EXERCISE BRIEF
Each line below that holds the string "tagesschau" counts once; report the total and nothing else.

[Start of Attachment]

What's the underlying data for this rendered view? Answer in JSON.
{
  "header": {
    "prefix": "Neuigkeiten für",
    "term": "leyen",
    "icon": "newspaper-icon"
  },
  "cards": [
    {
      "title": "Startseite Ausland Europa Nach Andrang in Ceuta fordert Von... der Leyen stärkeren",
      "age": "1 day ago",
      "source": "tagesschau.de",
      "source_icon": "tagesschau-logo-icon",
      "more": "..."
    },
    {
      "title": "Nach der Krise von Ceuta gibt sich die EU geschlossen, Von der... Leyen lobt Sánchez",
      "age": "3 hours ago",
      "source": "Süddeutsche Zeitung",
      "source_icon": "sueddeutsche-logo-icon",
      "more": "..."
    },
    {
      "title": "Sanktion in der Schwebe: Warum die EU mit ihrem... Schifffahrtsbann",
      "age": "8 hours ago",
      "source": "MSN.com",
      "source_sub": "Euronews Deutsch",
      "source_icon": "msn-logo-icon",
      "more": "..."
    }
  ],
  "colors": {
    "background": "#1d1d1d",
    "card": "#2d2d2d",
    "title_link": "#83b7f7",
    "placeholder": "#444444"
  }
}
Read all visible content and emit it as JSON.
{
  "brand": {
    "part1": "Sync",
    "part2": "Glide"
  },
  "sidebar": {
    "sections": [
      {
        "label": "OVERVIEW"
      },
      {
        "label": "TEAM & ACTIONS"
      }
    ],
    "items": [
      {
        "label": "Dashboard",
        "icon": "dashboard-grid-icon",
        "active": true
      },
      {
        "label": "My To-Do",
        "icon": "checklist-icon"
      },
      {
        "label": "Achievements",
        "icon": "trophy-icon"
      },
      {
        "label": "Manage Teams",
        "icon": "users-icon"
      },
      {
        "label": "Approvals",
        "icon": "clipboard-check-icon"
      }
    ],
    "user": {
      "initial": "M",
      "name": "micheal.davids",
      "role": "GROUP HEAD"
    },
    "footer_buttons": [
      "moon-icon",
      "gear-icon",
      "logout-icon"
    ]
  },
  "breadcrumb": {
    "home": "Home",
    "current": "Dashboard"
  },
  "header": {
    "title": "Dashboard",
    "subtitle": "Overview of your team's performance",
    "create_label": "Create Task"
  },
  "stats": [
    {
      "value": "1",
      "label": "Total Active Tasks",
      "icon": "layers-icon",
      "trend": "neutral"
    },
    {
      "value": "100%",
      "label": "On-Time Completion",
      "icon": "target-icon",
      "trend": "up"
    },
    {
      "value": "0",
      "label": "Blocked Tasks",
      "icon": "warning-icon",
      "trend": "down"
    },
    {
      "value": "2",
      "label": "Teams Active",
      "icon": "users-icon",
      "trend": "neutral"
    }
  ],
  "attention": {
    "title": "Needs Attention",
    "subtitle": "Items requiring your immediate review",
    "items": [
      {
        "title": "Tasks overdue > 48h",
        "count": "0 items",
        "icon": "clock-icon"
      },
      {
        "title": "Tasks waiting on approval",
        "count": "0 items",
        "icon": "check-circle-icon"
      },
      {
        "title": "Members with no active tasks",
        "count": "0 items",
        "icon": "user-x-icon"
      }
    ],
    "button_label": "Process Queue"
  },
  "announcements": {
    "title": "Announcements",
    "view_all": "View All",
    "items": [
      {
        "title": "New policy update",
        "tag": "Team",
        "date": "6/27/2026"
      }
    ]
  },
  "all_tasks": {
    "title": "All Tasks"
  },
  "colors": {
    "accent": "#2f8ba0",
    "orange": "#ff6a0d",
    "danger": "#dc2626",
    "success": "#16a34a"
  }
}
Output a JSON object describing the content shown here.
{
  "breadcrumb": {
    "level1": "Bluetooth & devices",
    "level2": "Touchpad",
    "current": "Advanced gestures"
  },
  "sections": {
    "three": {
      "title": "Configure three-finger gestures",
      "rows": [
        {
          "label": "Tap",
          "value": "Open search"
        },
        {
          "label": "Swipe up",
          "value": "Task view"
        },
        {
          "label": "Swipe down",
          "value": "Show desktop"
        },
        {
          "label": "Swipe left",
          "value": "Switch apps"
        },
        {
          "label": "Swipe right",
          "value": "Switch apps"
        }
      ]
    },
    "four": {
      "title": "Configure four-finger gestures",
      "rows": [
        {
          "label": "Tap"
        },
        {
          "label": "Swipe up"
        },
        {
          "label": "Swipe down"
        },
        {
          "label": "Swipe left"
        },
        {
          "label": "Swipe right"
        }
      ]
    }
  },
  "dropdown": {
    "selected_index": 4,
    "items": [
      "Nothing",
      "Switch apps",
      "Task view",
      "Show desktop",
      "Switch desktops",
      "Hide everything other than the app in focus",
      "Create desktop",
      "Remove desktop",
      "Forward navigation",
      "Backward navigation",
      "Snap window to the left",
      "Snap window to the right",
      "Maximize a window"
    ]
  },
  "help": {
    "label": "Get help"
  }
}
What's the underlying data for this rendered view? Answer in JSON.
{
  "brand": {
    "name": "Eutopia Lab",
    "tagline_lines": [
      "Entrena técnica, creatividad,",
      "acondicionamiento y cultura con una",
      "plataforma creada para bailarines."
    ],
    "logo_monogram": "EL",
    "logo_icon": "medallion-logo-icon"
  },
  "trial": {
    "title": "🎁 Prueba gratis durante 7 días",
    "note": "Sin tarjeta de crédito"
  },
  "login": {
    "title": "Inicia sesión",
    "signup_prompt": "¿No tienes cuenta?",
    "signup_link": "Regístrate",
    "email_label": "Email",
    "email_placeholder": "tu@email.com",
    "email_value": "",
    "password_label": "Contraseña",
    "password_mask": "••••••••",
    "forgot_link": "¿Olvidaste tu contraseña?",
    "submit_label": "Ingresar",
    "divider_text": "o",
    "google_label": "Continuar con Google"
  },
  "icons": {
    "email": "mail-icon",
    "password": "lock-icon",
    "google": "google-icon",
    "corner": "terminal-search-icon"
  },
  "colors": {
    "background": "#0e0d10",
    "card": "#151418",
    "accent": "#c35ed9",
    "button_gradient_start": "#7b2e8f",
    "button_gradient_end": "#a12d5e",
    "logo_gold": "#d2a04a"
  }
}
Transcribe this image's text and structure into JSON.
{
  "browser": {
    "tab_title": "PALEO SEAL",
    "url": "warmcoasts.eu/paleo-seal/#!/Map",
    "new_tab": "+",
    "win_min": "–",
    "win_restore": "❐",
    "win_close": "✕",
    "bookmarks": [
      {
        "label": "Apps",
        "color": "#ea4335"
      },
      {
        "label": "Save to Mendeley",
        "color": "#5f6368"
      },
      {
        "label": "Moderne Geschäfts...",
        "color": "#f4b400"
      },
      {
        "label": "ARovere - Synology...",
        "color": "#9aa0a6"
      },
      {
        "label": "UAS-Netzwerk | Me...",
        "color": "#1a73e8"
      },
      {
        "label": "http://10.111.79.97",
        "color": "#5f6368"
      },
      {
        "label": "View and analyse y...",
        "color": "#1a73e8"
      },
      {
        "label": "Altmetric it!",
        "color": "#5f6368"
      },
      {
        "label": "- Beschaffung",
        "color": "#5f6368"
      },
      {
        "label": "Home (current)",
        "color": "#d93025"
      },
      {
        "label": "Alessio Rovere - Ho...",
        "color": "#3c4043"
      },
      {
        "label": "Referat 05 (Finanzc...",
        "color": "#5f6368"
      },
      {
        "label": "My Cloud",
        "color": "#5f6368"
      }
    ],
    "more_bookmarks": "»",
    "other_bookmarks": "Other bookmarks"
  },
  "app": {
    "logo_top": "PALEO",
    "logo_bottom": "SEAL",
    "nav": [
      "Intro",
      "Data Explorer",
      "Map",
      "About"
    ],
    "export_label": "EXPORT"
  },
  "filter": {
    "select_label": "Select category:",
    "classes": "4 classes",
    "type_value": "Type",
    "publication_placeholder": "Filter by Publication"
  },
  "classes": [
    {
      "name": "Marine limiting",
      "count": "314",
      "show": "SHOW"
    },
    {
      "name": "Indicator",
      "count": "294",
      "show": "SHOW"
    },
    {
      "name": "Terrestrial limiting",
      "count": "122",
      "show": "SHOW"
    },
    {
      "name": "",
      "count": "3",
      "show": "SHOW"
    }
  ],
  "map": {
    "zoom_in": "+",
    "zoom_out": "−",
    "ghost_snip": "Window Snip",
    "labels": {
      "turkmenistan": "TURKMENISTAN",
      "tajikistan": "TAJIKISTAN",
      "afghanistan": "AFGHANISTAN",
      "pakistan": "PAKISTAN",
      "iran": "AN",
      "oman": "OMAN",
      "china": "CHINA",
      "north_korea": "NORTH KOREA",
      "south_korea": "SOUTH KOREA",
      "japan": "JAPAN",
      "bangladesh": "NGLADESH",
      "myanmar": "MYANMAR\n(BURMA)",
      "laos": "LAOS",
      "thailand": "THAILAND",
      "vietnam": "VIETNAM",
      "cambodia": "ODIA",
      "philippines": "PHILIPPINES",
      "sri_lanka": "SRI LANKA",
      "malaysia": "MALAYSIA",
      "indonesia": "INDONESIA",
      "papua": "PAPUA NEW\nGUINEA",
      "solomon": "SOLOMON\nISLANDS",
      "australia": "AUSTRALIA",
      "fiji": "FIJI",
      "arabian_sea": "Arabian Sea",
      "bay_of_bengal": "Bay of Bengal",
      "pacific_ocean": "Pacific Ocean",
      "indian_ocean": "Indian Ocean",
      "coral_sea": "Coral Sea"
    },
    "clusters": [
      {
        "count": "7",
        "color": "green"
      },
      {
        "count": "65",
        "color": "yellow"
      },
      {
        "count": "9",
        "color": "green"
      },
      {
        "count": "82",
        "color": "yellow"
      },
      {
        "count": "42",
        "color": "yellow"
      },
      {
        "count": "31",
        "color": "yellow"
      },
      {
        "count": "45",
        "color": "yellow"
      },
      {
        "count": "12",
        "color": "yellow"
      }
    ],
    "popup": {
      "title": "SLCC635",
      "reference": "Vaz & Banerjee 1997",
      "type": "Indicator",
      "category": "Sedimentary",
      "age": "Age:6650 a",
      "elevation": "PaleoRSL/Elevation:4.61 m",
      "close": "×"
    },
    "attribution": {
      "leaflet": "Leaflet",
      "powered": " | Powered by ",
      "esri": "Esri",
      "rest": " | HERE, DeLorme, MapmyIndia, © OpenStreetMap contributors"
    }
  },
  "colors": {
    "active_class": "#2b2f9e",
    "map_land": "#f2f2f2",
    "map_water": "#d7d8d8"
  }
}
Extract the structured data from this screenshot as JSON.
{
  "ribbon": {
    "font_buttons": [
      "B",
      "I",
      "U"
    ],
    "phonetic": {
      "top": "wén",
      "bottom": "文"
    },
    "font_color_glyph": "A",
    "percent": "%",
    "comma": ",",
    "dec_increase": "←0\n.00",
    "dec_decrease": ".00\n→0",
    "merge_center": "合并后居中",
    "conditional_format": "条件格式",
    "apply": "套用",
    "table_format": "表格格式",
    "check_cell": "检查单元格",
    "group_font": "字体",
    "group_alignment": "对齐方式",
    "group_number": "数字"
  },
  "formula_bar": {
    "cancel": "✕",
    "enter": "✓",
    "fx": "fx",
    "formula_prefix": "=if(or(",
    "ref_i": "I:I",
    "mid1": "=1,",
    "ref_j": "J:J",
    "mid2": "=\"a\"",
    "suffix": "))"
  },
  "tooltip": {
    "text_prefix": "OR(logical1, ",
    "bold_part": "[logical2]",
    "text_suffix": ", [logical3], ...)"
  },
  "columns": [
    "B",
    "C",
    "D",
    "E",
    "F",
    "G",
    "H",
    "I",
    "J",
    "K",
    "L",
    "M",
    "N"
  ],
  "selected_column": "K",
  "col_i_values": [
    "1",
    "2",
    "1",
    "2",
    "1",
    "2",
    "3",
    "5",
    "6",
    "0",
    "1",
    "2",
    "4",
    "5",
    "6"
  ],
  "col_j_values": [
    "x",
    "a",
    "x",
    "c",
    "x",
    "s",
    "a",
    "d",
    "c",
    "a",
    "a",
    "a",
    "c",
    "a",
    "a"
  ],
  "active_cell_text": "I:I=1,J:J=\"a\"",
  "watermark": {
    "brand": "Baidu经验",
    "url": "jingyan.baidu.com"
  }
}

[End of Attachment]

ANSWER TO THIS PROBLEM
2